Nats expect Scherzer to miss another start
SAN FRANCISCO -- Max Scherzer is expected to miss at least one more start for the Nationals, according to manager Dave Martinez, and he'll almost certainly spend more time on the injured list with a strained rhomboid muscle in his upper back. Martinez said Scherzer was “status quo” prior to Wednesday’s series finale at Oracle Park, and that the right-hander might attempt to play catch.
But Scherzer did not appear to play catch prior to Wednesday's game, nor did he pick up a ball on Tuesday. After Scherzer felt some discomfort following light catch over the past few days, Martinez initially hinted that Scherzer might not pick up a ball again until Friday in New York.
“Because he did come out not feeling good, I think the best thing is to make sure that he feels 100 percent, really,” Martinez said. “Like I said, it’s frustrating for him, because he’s never been injured…. It’s been slower than he anticipated, but we’re heading in the right direction.”

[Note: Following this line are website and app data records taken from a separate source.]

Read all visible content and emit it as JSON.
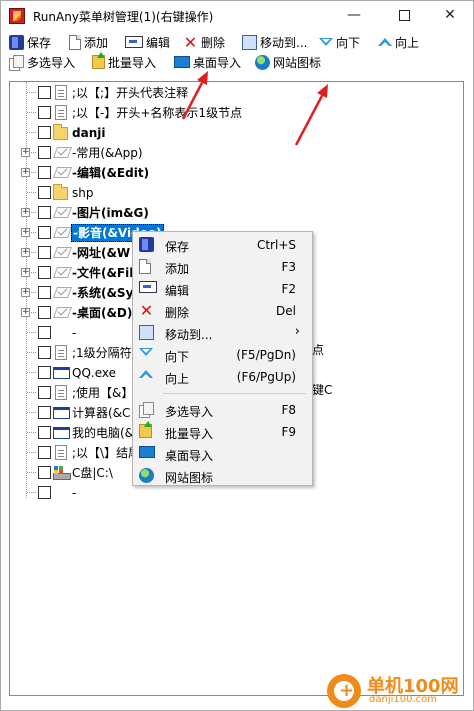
{
  "window": {
    "title": "RunAny菜单树管理(1)(右键操作)",
    "controls": {
      "minimize": "—",
      "close": "✕"
    }
  },
  "toolbar1": [
    {
      "icon": "save-icon",
      "label": "保存"
    },
    {
      "icon": "add-icon",
      "label": "添加"
    },
    {
      "icon": "edit-icon",
      "label": "编辑"
    },
    {
      "icon": "delete-icon",
      "label": "删除"
    },
    {
      "icon": "move-icon",
      "label": "移动到..."
    },
    {
      "icon": "down-icon",
      "label": "向下"
    },
    {
      "icon": "up-icon",
      "label": "向上"
    }
  ],
  "toolbar2": [
    {
      "icon": "multi-import-icon",
      "label": "多选导入"
    },
    {
      "icon": "batch-import-icon",
      "label": "批量导入"
    },
    {
      "icon": "desktop-import-icon",
      "label": "桌面导入"
    },
    {
      "icon": "website-icon-icon",
      "label": "网站图标"
    }
  ],
  "tree": [
    {
      "label": ";以【;】开头代表注释",
      "icon": "file",
      "expander": false,
      "bold": false
    },
    {
      "label": ";以【-】开头+名称表示1级节点",
      "icon": "file",
      "expander": false,
      "bold": false
    },
    {
      "label": "danji",
      "icon": "folder",
      "expander": false,
      "bold": true
    },
    {
      "label": "-常用(&App)",
      "icon": "check",
      "expander": true,
      "bold": false
    },
    {
      "label": "-编辑(&Edit)",
      "icon": "check",
      "expander": true,
      "bold": true
    },
    {
      "label": "shp",
      "icon": "folder",
      "expander": false,
      "bold": false
    },
    {
      "label": "-图片(im&G)",
      "icon": "check",
      "expander": true,
      "bold": true
    },
    {
      "label": "-影音(&Video)",
      "icon": "check",
      "expander": true,
      "bold": true,
      "selected": true
    },
    {
      "label": "-网址(&W",
      "icon": "check",
      "expander": true,
      "bold": true
    },
    {
      "label": "-文件(&Fil",
      "icon": "check",
      "expander": true,
      "bold": true
    },
    {
      "label": "-系统(&Sy",
      "icon": "check",
      "expander": true,
      "bold": true
    },
    {
      "label": "-桌面(&D)",
      "icon": "check",
      "expander": true,
      "bold": true
    },
    {
      "label": "-",
      "icon": "none",
      "expander": false,
      "bold": false
    },
    {
      "label": ";1级分隔符",
      "icon": "file",
      "expander": false,
      "bold": false
    },
    {
      "label": "QQ.exe",
      "icon": "exe",
      "expander": false,
      "bold": false
    },
    {
      "label": ";使用【&】",
      "icon": "file",
      "expander": false,
      "bold": false
    },
    {
      "label": "计算器(&C",
      "icon": "exe",
      "expander": false,
      "bold": false
    },
    {
      "label": "我的电脑(&",
      "icon": "exe",
      "expander": false,
      "bold": false
    },
    {
      "label": ";以【\\】结尾",
      "icon": "file",
      "expander": false,
      "bold": false
    },
    {
      "label": "C盘|C:\\",
      "icon": "drive",
      "expander": false,
      "bold": false
    },
    {
      "label": "-",
      "icon": "none",
      "expander": false,
      "bold": false
    }
  ],
  "tree_overflow_text": {
    "row13": "点",
    "row16": "键C"
  },
  "context_menu": [
    {
      "icon": "save-icon",
      "label": "保存",
      "shortcut": "Ctrl+S"
    },
    {
      "icon": "add-icon",
      "label": "添加",
      "shortcut": "F3"
    },
    {
      "icon": "edit-icon",
      "label": "编辑",
      "shortcut": "F2"
    },
    {
      "icon": "delete-icon",
      "label": "删除",
      "shortcut": "Del"
    },
    {
      "icon": "move-icon",
      "label": "移动到...",
      "shortcut": "",
      "submenu": "›"
    },
    {
      "icon": "down-icon",
      "label": "向下",
      "shortcut": "(F5/PgDn)"
    },
    {
      "icon": "up-icon",
      "label": "向上",
      "shortcut": "(F6/PgUp)"
    },
    {
      "separator": true
    },
    {
      "icon": "multi-import-icon",
      "label": "多选导入",
      "shortcut": "F8"
    },
    {
      "icon": "batch-import-icon",
      "label": "批量导入",
      "shortcut": "F9"
    },
    {
      "icon": "desktop-import-icon",
      "label": "桌面导入",
      "shortcut": ""
    },
    {
      "icon": "website-icon-icon",
      "label": "网站图标",
      "shortcut": ""
    }
  ],
  "watermark": {
    "text": "单机100网",
    "url": "danji100.com"
  },
  "colors": {
    "selection": "#0078d7",
    "annotation_arrow": "#e02020",
    "watermark": "#f08a18"
  }
}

Initially, Scherzer thought that this back injury would not require him to miss any time.
Scherzer first felt soreness in his back following his start in Detroit on June 30, and he pitched through it for one start before his first stint on the injured list. He returned on July 25 to throw five innings against the Rockies, but the discomfort returned the next day and the Nats placed him on the IL on July 29, retroactive to July 26.

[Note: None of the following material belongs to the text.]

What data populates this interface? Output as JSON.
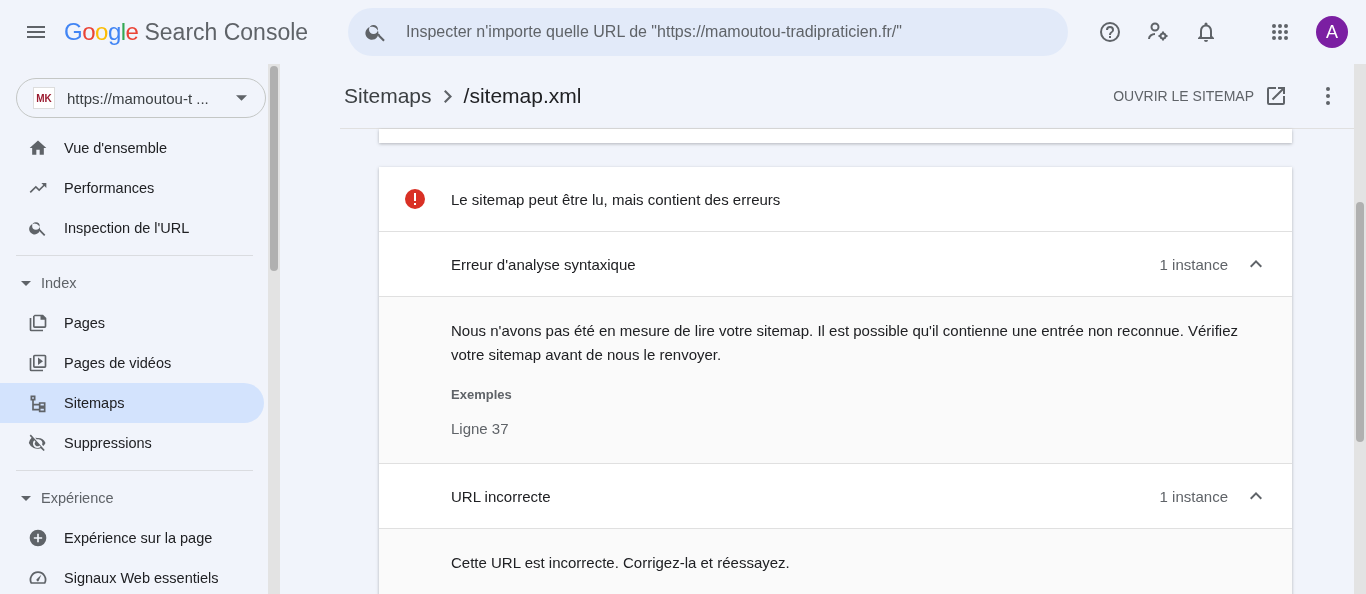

Washington shut down Scherzer for a few days in order to let him build up strength in his back and to allow his injury to calm down. But the sidelined Scherzer has been antsy. He wanted to play catch on Tuesday, but the Nats had to force him to take a day off. Martinez has instructed the training staff to keep him busy.

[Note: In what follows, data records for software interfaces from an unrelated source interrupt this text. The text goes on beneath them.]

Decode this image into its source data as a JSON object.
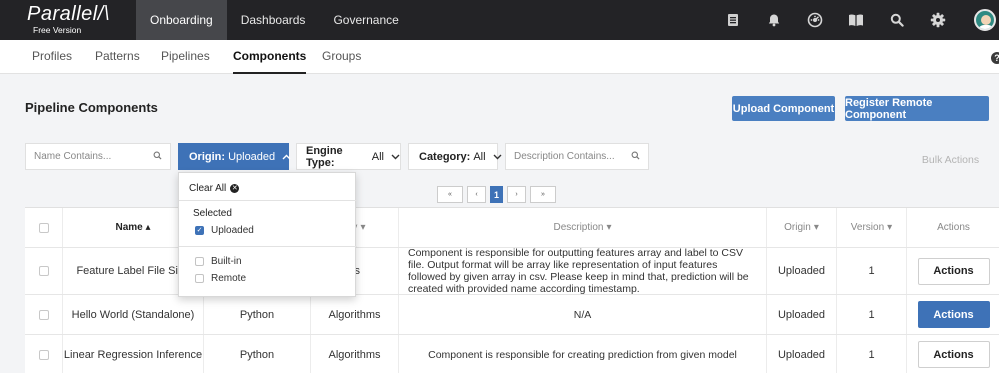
{
  "app": {
    "name": "Parallel/\\",
    "edition": "Free Version"
  },
  "topnav": [
    {
      "label": "Onboarding",
      "active": true
    },
    {
      "label": "Dashboards",
      "active": false
    },
    {
      "label": "Governance",
      "active": false
    }
  ],
  "top_icons": [
    "document-icon",
    "bell-icon",
    "dashboard-icon",
    "book-icon",
    "search-icon",
    "gear-icon",
    "avatar"
  ],
  "subnav": [
    "Profiles",
    "Patterns",
    "Pipelines",
    "Components",
    "Groups"
  ],
  "subnav_active": "Components",
  "help_glyph": "?",
  "page_title": "Pipeline Components",
  "buttons": {
    "upload": "Upload Component",
    "register": "Register Remote Component",
    "bulk": "Bulk Actions"
  },
  "filters": {
    "name_placeholder": "Name Contains...",
    "origin_label": "Origin:",
    "origin_value": "Uploaded",
    "engine_label": "Engine Type:",
    "engine_value": "All",
    "category_label": "Category:",
    "category_value": "All",
    "description_placeholder": "Description Contains..."
  },
  "pagination": {
    "first": "«",
    "prev": "‹",
    "current": "1",
    "next": "›",
    "last": "»"
  },
  "origin_dropdown": {
    "clear": "Clear All",
    "selected_heading": "Selected",
    "selected": [
      {
        "label": "Uploaded",
        "checked": true
      }
    ],
    "options": [
      {
        "label": "Built-in",
        "checked": false
      },
      {
        "label": "Remote",
        "checked": false
      }
    ]
  },
  "table": {
    "headers": {
      "name": "Name ▴",
      "engine": "",
      "category": "ory",
      "description": "Description",
      "origin": "Origin",
      "version": "Version",
      "actions": "Actions"
    },
    "sort_glyph": "▾",
    "rows": [
      {
        "name": "Feature Label File Sink",
        "engine": "",
        "category": "ks",
        "description": "Component is responsible for outputting features array and label to CSV file. Output format will be array like representation of input features followed by given array in csv. Please keep in mind that, prediction will be created with provided name according timestamp.",
        "origin": "Uploaded",
        "version": "1",
        "action": "Actions",
        "action_highlight": false
      },
      {
        "name": "Hello World (Standalone)",
        "engine": "Python",
        "category": "Algorithms",
        "description": "N/A",
        "origin": "Uploaded",
        "version": "1",
        "action": "Actions",
        "action_highlight": true
      },
      {
        "name": "Linear Regression Inference",
        "engine": "Python",
        "category": "Algorithms",
        "description": "Component is responsible for creating prediction from given model",
        "origin": "Uploaded",
        "version": "1",
        "action": "Actions",
        "action_highlight": false
      }
    ]
  },
  "colors": {
    "topbar": "#232326",
    "accent": "#3e72b7",
    "button": "#4a7fc1"
  }
}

Scherzer, who just turned 35, has been one of the most durable pitchers in baseball. He has made at least 30 starts in 10 consecutive seasons, and he has thrown at least 200 innings every year since 2013. This injury has interrupted what was shaping up to be another strong bid to win the National League Cy Young Award -- he already has three -- and it has left a hole in the Nationals' rotation on a team fighting for a position in the NL Wild Card race.
That's why Scherzer is fighting to get back on the field as quickly as possible. But the Nationals also understand that they need their ace to be at full strength in order to make a deep postseason run.
“We know he’s frustrated, but we’re going to get him right,” Martinez said. “I told him, ‘You’ve got to trust the medical staff now. I know you want to pitch.’ He wants to pitch, but [we've] got to be safe. [We've] got to make sure he’s OK.”